After a summer of flailing around in boats I was looking forward to my first regatta. For me it would be the Row For The Cure which was held on September 29th 2013. For somebody with a grand total of 3 months experience, the prospect of a 5K row (somewhere around 20 minutes for a boat full of relatively inexperienced rowers) seemed like it would present quite a physical challenge. This much was true, however I was not prepared for the looming wardrobe malfunction.
Let’s back up a bit. One of the rules (OK, seems to be more of a guideline than a rule) is that everybody in the boat is supposed to be wearing the same colors. For my part, that would be the blue shirt of my team (Station L). I didn’t happen to own such a shirt, however there was a bin at the boathouse with some unsold shirts, so I grabbed the only one that would fit (extra large, and yes this is important to the narrative), tossed my payment in the box, suited up and headed out.
The day was rainy, so I put on a cycling jacket over my new shirt, We loaded up and rowed upstream to the starting area. On arrival we were all decently slicked down by the rain, but in preparation for our no doubt impressive performance to come I dropped the cycling jacket and got ready to go.
Here’s an interesting thing to know: cycling jackets are nice and stretchy and tend to keep all of the lower layers neatly in place.
Here’s another interesting thing: wet t-shirts tend to stretch a bit, particularly if they’re already a size too large (remember the XL bit?)
We now rejoin the narrative, several minutes into the race.

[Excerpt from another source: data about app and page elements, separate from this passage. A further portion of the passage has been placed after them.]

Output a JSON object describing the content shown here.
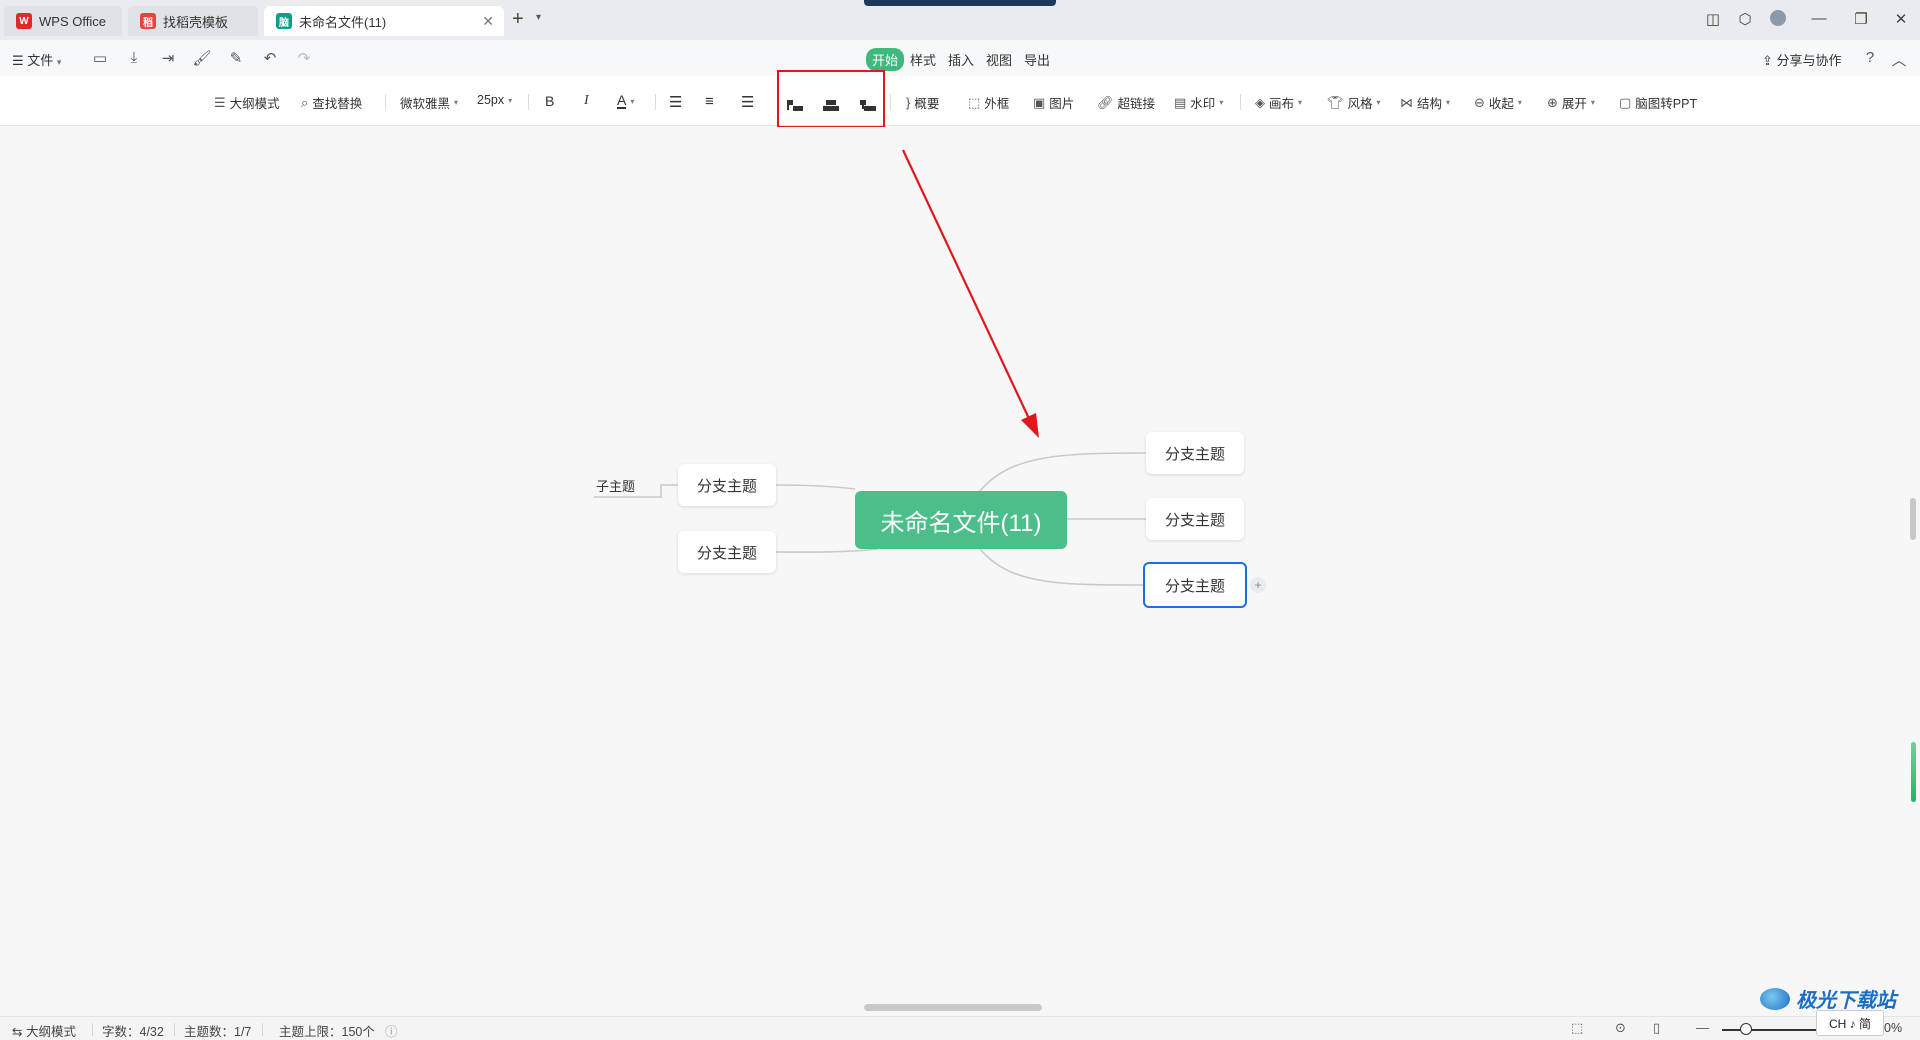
{
  "tabs": [
    {
      "label": "WPS Office",
      "icon": "wps-logo-icon"
    },
    {
      "label": "找稻壳模板",
      "icon": "docer-icon"
    },
    {
      "label": "未命名文件(11)",
      "icon": "mindmap-file-icon",
      "active": true
    }
  ],
  "menubar": {
    "file_label": "文件",
    "ribbon_tabs": [
      "开始",
      "样式",
      "插入",
      "视图",
      "导出"
    ],
    "active_tab": "开始",
    "share_label": "分享与协作"
  },
  "toolbar": {
    "outline_mode": "大纲模式",
    "find_replace": "查找替换",
    "font_name": "微软雅黑",
    "font_size": "25px",
    "bold": "B",
    "italic": "I",
    "font_color": "A",
    "summary": "概要",
    "frame": "外框",
    "image": "图片",
    "hyperlink": "超链接",
    "watermark": "水印",
    "canvas": "画布",
    "style": "风格",
    "structure": "结构",
    "collapse": "收起",
    "expand": "展开",
    "to_ppt": "脑图转PPT"
  },
  "mindmap": {
    "central_topic": "未命名文件(11)",
    "left_branches": [
      {
        "label": "分支主题",
        "subtopics": [
          "子主题"
        ]
      },
      {
        "label": "分支主题"
      }
    ],
    "right_branches": [
      {
        "label": "分支主题"
      },
      {
        "label": "分支主题"
      },
      {
        "label": "分支主题",
        "selected": true
      }
    ],
    "add_symbol": "+"
  },
  "statusbar": {
    "outline_mode": "大纲模式",
    "word_count": "字数：4/32",
    "topic_count": "主题数：1/7",
    "topic_limit": "主题上限：150个",
    "zoom_partial": "0%",
    "ime": "CH ♪ 简"
  },
  "watermark": {
    "text": "极光下载站"
  },
  "colors": {
    "central_topic": "#4cbe8a",
    "active_tab": "#3eb87d",
    "selection": "#1f6fe0",
    "annotation": "#e0171c"
  }
}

At this point my brand new team shirt was good and wet, good and stretched out, and hanging down over my posterior. This was bad news because rowing involves this really cool sliding seat. Back, forth, back, forth…unbeknownst to me with every cycle of the slide that clever t-shirt tail was creeping ever closer to the wheels underneath the seat. Finally the inevitable happened: the shirt actually started to catch under the seat. With every stroke it would snag, pull down, and stretch the shirt even further.
While attempting to keep rowing hard for the team, I pondered my options. It seems that the coaches had neglected to cover the proper response to a wardrobe malfunction. Should I politely raise my hand and say “umm, excuse me but I need to adjust my garments for a moment, does anybody mind?” Do I whip out a pirate knife and adroitly cut the shirt off of my back while continuing to row? Or lacking the capacity for original thought do I simply keep going and try to power through the situation hoping that the darned shirt will just rip to shreds on its own?

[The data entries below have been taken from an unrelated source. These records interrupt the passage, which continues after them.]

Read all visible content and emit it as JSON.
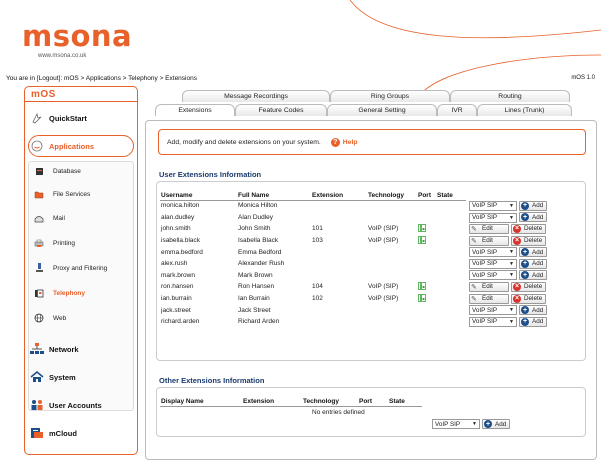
{
  "header": {
    "logo_text": "msona",
    "logo_url": "www.msona.co.uk",
    "breadcrumb": "You are in [Logout]: mOS > Applications > Telephony > Extensions",
    "version": "mOS 1.0"
  },
  "sidebar": {
    "title": "mOS",
    "items": [
      {
        "label": "QuickStart"
      },
      {
        "label": "Applications"
      },
      {
        "label": "Database"
      },
      {
        "label": "File Services"
      },
      {
        "label": "Mail"
      },
      {
        "label": "Printing"
      },
      {
        "label": "Proxy and Filtering"
      },
      {
        "label": "Telephony"
      },
      {
        "label": "Web"
      },
      {
        "label": "Network"
      },
      {
        "label": "System"
      },
      {
        "label": "User Accounts"
      },
      {
        "label": "mCloud"
      }
    ]
  },
  "tabs": {
    "row1": [
      "Message Recordings",
      "Ring Groups",
      "Routing"
    ],
    "row2": [
      "Extensions",
      "Feature Codes",
      "General Setting",
      "IVR",
      "Lines (Trunk)"
    ]
  },
  "info": {
    "text": "Add, modify and delete extensions on your system.",
    "help": "Help"
  },
  "user_ext": {
    "title": "User Extensions Information",
    "headers": [
      "Username",
      "Full Name",
      "Extension",
      "Technology",
      "Port",
      "State"
    ],
    "rows": [
      {
        "username": "monica.hilton",
        "fullname": "Monica Hilton",
        "extension": "",
        "technology": "",
        "port": false,
        "mode": "add"
      },
      {
        "username": "alan.dudley",
        "fullname": "Alan Dudley",
        "extension": "",
        "technology": "",
        "port": false,
        "mode": "add"
      },
      {
        "username": "john.smith",
        "fullname": "John Smith",
        "extension": "101",
        "technology": "VoIP (SIP)",
        "port": true,
        "mode": "edit"
      },
      {
        "username": "isabella.black",
        "fullname": "Isabella Black",
        "extension": "103",
        "technology": "VoIP (SIP)",
        "port": true,
        "mode": "edit"
      },
      {
        "username": "emma.bedford",
        "fullname": "Emma Bedford",
        "extension": "",
        "technology": "",
        "port": false,
        "mode": "add"
      },
      {
        "username": "alex.rush",
        "fullname": "Alexander Rush",
        "extension": "",
        "technology": "",
        "port": false,
        "mode": "add"
      },
      {
        "username": "mark.brown",
        "fullname": "Mark Brown",
        "extension": "",
        "technology": "",
        "port": false,
        "mode": "add"
      },
      {
        "username": "ron.hansen",
        "fullname": "Ron Hansen",
        "extension": "104",
        "technology": "VoIP (SIP)",
        "port": true,
        "mode": "edit"
      },
      {
        "username": "ian.burrain",
        "fullname": "Ian Burrain",
        "extension": "102",
        "technology": "VoIP (SIP)",
        "port": true,
        "mode": "edit"
      },
      {
        "username": "jack.street",
        "fullname": "Jack Street",
        "extension": "",
        "technology": "",
        "port": false,
        "mode": "add"
      },
      {
        "username": "richard.arden",
        "fullname": "Richard Arden",
        "extension": "",
        "technology": "",
        "port": false,
        "mode": "add"
      }
    ],
    "select_value": "VoIP SIP",
    "add_label": "Add",
    "edit_label": "Edit",
    "delete_label": "Delete"
  },
  "other_ext": {
    "title": "Other Extensions Information",
    "headers": [
      "Display Name",
      "Extension",
      "Technology",
      "Port",
      "State"
    ],
    "empty_text": "No entries defined",
    "select_value": "VoIP SIP",
    "add_label": "Add"
  },
  "colors": {
    "accent": "#e8602a",
    "section_title": "#1a3b6e",
    "add_icon": "#1c4e8a",
    "delete_icon": "#d9312b",
    "port_icon": "#3aa53a"
  }
}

Since I had neglected to put my trusty pirate knife between my teeth prior to the race, I chose option 3, kept going, and prayed that the guy behind me wouldn’t fall over laughing as he watched me struggling through my clothing-induced hunch-backed stroke.
But wait, the shirt wasn’t done. We rowed through the town, under the bridges, around the turn point, and headed back toward the finish in full view of the 14 people who had turned out in the rain to watch the race. With only 200 meters left to row I was beginning to feel like I would survive the t-shirt from hell’s attempts to kill me, and apparently the shirt thought the same and became desperate. It was at this point that the t-shirt pulled out its last secret move. It grabbed the seat, and possibly the track, and somehow managed to separate the two which left me sitting in the boat with the seat between my knees and no way of sliding fore and aft with the rest of the crew.

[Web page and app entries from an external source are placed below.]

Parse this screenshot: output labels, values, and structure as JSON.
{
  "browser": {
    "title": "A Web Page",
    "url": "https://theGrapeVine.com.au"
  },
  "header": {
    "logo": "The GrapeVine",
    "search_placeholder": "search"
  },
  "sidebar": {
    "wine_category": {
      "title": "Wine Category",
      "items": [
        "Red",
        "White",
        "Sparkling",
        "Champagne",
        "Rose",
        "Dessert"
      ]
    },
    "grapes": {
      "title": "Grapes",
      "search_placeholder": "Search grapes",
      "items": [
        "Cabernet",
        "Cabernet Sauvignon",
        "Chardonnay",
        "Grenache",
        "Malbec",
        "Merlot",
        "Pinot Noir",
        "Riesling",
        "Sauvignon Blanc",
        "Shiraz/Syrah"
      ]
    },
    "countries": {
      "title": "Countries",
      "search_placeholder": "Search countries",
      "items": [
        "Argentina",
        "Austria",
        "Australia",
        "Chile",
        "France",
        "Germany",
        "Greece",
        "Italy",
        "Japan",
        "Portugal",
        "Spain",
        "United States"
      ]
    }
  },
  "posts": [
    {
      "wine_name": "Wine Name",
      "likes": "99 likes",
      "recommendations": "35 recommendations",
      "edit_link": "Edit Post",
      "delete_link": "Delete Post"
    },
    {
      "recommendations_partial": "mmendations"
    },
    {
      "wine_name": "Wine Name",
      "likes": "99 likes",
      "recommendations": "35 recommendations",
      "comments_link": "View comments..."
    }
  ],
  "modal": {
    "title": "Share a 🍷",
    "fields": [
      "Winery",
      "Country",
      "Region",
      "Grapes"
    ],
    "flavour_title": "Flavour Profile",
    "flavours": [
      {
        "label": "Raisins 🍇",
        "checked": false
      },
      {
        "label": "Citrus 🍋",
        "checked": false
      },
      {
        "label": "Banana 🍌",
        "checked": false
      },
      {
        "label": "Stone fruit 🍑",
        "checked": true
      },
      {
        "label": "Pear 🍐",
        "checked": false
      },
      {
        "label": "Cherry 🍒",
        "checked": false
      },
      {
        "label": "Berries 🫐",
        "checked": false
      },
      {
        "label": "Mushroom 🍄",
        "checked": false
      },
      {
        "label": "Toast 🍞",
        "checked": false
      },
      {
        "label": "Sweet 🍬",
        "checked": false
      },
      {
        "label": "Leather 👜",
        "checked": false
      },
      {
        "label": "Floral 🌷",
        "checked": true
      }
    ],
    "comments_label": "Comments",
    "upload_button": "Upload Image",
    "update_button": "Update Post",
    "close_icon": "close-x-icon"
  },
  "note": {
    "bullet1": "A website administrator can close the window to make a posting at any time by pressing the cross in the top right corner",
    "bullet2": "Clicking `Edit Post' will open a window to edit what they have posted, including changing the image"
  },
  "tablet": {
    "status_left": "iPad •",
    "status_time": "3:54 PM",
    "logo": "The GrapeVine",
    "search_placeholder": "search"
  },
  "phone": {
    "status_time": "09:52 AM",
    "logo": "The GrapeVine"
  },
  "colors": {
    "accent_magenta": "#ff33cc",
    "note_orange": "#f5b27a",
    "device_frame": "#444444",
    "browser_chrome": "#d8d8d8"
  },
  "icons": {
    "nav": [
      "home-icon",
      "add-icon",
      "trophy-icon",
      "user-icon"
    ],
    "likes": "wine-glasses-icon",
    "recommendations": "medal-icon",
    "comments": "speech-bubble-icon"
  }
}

Once again, I blame the coaching staff for not covering this contingency. At one end of the stroke the rower in front of me was in my lap, at the other end the rower behind me was trying desperately not to break my back with his oar handle (much appreciated by the way). All that I could do was row with my arms and body only, somehow try to stay out of the other guys’ way, and cover my face as we crossed the finish line to the confused looks of the officials who were wondering what was wrong with the guy in 5 seat.
In the aftermath, everybody claimed that they had never heard of such a thing happening before. The next day my son returned from his rowing practice and said “Dad, you’re a legend! Everybody is still laughing about how your seat came off!”
The t-shirt went into the garbage. I would have burned it but it was too wet to ignite.
So much for my first regatta. I tried to chalk it up as a learning experience, but to be honest I’m not certain the embarrassment will ever completely wear off. I hoped that the next regatta, the Portland Fall Classic would be an opportunity for redemption, but that’s a topic for another posting…